"But was there that sort of pressure so in in terms of writing series fiction versus writing something like a novel was there any pressure to readjust the story line the narrative to fit within that idea of one event or one cornerstone per episode it was definitely part of the conversation because we wanted to have a center of gravity for every episode and i remember thinking in talking specifically about okay needed good hook at at least at the end of the very first episode with the other ones maybe not as much but i'll pass it back over to cassandra i don't necessarily that pressure light michael's just for some of them but i think there was definitely a sense of momentum is things kind of build up to earlier episodes were lot of scene setting in building up the fact that this was a second world fantasy and i guess what as cliffhanger in my head were rarely just the sense that i really wanted to see what my fellow writers were due to accept his it getting personally excited because the stakes which is increasing constantly it was a lot of them are within arcs 'cause we we worked together the whole for writers plus our producer julian in the same physical space over a weekend that was our writers summit that was the most that chunk of time was the most like a tv writer's room because we were all present together and breaking stories in that model of using some of the tools of television writing that julian shared that he'd picked up over the course of how cereal boxes develop their process and we had season arcs for most of the characters and we had the kind of the capital p plot arcs and most of them are very powerfully intertwined because these characters are movers and shakers so when there's a big plot art at least one of the characters is really involved in making that arco or trying to resist it so in any given episode you might have like a strong movement forward in character arc even if there isn't some big explosive.

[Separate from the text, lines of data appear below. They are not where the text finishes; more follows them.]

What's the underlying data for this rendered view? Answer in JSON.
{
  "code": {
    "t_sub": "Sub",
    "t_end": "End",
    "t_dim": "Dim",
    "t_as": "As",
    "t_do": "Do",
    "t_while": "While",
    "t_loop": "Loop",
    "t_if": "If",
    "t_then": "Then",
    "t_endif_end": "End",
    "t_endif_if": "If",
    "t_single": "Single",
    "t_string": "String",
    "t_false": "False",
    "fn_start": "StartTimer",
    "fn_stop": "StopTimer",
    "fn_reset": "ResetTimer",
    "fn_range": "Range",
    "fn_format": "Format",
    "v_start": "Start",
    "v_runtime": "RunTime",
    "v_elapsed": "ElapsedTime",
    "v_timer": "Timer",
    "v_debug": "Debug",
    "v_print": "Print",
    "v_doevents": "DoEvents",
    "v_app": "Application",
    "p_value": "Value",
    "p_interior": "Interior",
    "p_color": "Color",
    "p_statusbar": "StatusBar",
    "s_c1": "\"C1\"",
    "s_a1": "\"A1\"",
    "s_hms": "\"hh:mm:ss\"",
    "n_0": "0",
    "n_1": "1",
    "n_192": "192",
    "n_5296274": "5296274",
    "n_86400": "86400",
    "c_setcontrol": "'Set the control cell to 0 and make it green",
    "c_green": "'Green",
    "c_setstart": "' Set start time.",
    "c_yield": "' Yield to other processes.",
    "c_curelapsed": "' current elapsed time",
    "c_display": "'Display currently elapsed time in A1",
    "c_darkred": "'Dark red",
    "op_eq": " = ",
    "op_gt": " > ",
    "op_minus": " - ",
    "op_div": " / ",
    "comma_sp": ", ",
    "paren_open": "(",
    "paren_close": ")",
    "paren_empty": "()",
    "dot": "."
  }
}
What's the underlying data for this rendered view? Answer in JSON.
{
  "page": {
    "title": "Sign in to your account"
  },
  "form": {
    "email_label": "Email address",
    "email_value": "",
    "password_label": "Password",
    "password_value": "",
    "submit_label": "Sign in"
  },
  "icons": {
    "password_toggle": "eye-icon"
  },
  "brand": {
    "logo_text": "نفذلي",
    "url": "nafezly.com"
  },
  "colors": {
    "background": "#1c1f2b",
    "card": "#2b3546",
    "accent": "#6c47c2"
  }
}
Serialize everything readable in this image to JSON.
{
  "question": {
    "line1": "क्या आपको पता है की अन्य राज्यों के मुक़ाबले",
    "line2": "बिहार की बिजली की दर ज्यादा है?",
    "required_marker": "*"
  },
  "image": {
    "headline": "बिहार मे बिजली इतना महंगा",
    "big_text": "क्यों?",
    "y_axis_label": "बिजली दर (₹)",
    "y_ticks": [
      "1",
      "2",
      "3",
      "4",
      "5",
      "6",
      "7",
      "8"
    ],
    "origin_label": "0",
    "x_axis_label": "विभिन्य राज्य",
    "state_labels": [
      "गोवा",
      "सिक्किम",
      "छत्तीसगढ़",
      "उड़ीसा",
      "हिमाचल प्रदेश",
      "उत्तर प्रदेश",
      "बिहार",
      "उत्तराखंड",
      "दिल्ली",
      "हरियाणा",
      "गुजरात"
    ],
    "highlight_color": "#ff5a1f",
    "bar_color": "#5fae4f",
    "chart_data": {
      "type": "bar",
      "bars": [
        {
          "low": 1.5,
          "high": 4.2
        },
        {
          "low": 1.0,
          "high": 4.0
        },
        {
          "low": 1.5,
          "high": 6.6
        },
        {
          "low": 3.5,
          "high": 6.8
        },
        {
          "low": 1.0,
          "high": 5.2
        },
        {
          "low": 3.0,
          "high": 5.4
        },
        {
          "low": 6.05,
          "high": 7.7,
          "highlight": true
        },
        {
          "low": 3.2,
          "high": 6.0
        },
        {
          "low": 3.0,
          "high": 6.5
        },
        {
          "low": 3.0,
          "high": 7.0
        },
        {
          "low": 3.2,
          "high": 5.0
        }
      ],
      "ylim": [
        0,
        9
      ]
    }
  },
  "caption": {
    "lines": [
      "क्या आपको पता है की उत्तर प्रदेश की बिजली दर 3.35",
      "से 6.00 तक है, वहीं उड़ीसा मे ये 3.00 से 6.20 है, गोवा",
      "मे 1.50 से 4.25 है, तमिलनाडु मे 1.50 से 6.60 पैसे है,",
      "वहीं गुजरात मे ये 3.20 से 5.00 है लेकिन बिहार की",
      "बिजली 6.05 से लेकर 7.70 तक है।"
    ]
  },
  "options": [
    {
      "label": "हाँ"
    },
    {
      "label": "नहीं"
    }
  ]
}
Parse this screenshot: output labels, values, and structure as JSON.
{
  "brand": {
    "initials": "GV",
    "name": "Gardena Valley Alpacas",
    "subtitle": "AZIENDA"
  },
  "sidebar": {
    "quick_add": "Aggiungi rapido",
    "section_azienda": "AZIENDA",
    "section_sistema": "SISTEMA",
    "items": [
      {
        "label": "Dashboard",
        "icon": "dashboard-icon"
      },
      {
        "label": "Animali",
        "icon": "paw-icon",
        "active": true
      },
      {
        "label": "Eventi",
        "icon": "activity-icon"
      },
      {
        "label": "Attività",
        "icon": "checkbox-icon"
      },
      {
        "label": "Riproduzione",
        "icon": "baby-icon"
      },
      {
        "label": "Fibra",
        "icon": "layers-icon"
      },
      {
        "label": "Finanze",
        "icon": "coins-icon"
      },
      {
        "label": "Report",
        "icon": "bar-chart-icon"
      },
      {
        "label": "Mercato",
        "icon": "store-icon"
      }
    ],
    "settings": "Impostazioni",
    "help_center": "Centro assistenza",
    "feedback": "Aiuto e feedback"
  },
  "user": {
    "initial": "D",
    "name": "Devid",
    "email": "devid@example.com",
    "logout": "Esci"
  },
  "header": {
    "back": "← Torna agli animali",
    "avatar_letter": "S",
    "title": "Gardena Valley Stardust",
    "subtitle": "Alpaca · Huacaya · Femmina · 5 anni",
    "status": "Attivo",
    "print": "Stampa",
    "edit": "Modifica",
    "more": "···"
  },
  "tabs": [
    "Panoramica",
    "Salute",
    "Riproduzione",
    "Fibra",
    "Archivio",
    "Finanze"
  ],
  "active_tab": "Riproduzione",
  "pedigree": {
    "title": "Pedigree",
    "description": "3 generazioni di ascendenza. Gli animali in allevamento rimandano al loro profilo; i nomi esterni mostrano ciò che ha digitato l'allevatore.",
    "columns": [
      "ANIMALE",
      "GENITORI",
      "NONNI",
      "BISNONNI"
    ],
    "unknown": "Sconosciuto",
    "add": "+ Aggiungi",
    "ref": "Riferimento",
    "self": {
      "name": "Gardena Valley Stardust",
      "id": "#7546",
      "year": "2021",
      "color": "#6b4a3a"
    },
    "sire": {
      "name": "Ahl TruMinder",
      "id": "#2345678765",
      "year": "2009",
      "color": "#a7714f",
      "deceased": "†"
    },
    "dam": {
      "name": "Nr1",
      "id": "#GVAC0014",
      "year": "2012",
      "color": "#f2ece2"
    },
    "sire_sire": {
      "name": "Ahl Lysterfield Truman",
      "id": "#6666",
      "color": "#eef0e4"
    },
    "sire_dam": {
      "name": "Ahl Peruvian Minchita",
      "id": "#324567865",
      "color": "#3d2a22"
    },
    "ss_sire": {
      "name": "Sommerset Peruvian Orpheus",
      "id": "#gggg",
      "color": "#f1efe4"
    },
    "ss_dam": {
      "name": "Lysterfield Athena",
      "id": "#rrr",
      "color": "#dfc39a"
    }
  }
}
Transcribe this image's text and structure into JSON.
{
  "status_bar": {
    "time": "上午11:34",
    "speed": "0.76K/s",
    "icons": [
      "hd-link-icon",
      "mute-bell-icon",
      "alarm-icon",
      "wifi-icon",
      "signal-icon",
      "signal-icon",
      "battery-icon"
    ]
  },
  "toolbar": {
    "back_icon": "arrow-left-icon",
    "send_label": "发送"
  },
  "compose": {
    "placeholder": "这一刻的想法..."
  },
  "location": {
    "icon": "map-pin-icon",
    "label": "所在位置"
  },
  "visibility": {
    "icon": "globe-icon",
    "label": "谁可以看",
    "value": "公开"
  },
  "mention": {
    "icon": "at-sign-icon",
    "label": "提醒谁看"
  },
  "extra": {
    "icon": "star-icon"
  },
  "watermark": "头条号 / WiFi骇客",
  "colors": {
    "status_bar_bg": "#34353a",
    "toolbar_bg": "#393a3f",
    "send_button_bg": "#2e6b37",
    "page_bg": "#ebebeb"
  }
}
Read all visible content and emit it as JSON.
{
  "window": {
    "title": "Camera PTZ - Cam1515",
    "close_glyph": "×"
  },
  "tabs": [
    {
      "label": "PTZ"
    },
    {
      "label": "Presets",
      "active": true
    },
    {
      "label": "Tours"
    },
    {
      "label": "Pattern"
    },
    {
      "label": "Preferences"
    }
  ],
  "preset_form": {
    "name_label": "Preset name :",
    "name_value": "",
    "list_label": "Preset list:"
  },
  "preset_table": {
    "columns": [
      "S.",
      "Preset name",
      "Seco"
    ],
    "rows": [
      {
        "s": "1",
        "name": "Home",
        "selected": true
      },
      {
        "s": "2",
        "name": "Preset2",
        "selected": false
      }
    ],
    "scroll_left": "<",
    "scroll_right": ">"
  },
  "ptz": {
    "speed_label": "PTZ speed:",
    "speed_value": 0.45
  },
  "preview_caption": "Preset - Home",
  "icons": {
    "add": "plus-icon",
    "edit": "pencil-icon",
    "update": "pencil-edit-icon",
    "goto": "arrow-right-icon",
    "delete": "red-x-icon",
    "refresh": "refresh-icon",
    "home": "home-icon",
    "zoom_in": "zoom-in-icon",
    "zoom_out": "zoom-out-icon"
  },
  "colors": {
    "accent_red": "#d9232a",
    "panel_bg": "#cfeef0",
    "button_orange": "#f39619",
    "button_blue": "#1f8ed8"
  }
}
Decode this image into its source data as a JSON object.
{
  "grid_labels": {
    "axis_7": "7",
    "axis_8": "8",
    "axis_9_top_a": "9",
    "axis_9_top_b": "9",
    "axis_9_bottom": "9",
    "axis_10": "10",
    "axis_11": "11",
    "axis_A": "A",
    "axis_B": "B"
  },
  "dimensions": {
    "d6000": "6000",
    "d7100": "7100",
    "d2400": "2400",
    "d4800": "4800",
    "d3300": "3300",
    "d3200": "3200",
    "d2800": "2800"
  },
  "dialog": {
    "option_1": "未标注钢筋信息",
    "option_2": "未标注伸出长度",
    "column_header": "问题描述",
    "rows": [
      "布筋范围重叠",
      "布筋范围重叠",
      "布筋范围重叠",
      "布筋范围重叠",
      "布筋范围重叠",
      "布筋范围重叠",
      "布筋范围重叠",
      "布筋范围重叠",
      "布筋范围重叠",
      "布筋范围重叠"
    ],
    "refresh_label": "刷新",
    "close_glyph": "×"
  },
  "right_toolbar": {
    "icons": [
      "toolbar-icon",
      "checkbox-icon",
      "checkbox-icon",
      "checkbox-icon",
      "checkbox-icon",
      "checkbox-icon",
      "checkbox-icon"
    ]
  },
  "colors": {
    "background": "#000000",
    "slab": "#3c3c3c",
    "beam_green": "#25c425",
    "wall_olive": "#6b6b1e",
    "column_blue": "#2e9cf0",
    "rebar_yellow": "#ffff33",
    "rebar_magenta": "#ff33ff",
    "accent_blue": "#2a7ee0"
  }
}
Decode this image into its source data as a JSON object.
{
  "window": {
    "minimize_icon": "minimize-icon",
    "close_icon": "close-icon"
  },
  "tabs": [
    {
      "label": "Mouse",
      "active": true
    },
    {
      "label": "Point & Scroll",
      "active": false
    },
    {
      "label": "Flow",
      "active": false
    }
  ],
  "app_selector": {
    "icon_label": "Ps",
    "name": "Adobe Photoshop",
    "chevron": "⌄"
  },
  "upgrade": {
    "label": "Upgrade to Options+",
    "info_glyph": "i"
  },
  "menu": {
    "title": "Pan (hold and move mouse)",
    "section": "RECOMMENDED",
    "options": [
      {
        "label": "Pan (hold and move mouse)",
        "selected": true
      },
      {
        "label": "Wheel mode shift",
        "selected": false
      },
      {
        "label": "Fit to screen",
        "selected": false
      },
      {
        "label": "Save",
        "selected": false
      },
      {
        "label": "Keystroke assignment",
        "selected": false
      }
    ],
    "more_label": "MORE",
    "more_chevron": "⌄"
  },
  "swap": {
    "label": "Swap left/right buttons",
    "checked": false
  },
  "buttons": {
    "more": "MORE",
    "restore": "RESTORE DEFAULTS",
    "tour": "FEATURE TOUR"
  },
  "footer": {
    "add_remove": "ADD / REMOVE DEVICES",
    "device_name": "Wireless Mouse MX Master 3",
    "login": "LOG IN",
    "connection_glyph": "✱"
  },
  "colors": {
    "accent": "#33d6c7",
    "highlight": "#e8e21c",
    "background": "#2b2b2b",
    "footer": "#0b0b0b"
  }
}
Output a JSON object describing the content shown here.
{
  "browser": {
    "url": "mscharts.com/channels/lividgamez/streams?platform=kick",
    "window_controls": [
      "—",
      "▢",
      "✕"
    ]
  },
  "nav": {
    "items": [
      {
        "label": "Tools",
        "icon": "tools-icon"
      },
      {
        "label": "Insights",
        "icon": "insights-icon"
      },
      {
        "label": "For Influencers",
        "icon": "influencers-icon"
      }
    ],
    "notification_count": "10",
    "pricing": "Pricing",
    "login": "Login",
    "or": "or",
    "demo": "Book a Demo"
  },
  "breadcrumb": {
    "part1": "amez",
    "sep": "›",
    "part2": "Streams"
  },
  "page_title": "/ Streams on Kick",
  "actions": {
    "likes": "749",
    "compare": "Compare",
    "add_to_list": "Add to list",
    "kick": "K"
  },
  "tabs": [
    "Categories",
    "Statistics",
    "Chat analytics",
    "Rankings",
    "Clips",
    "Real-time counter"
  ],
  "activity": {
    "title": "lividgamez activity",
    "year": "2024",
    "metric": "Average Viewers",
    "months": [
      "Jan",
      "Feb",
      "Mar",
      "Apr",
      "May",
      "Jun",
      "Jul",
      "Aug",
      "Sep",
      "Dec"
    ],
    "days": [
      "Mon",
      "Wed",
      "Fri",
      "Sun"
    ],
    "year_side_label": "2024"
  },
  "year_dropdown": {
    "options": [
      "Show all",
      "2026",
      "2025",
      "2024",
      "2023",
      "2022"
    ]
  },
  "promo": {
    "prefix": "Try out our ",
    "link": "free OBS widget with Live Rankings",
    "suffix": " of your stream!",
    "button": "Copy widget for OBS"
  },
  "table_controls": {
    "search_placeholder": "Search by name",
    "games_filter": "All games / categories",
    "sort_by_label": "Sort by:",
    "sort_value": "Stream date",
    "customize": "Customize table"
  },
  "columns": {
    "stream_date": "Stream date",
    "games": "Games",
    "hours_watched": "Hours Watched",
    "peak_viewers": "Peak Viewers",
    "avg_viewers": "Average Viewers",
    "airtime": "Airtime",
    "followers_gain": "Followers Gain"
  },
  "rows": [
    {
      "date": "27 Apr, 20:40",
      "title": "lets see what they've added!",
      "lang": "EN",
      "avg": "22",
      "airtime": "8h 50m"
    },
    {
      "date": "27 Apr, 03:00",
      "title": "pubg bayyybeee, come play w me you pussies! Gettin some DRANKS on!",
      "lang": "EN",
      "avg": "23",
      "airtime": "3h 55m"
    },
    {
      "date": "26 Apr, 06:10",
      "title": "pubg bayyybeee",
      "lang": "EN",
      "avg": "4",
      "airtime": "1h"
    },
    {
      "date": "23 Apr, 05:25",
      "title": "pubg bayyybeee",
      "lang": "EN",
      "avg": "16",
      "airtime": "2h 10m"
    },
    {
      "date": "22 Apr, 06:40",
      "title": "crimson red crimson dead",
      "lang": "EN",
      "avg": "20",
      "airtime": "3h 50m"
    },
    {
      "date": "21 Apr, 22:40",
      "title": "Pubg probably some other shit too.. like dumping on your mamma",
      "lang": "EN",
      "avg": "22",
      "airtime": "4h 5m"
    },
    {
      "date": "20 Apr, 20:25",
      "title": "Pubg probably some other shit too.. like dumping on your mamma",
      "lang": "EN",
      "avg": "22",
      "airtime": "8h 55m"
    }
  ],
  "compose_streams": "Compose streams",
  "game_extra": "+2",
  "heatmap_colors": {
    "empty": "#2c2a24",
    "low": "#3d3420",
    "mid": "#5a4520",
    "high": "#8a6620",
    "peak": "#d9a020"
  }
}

michael julian writer producer
"marie brennan" Discussed on Writers Who Don't Write

Writers Who Don't Write

01:46 min | 3 years ago

"marie brennan" Discussed on Writers Who Don't Write

"Yeah i think that's very apt it has very much the field to me of of kind of that cable drama approach to storytelling where there's a distinct arc to the season it's not random that we refer to these as seasons but then it's divided up into segments episodes that each deliver kind of their own satisfying arc within that rather than it just being i've taken this larger story chopped it into chapters which you know even in a novel chapters aren't arbitrary but there's a different shape to an episode rather than a chapter out of a longer book there's also the fact that every episode feels like it ends on what why are you stopping need to hear bore which seems very accurate to the idea of netflix and a whole keep you hope say you check in front of next gadding yeah dran vic sued these cliff hangers are the kind of things that you plan out ahead of time you know are you all sitting there on the phone with one another trying to figure out how you can structure the season and then also you know how did this particular team come about we can start with the cliffhanger thing i think in some ways though some of the episodes end on cliffhangers i wouldn't use that term generally because not all of them are on the god what's going to happen next some of them the the effect of the end is more like the resolution of a particular thing rather than deliberately leaving it hanging and i think kind of the way to think about it is that each episode i think we might have even rufford seinfeld when we were talking about this at the beginning that you can talk about each episode as the one where x happens and so i think they're almost more defined by what's at the center of episode rather than what's at the end of it.

netflix seinfeld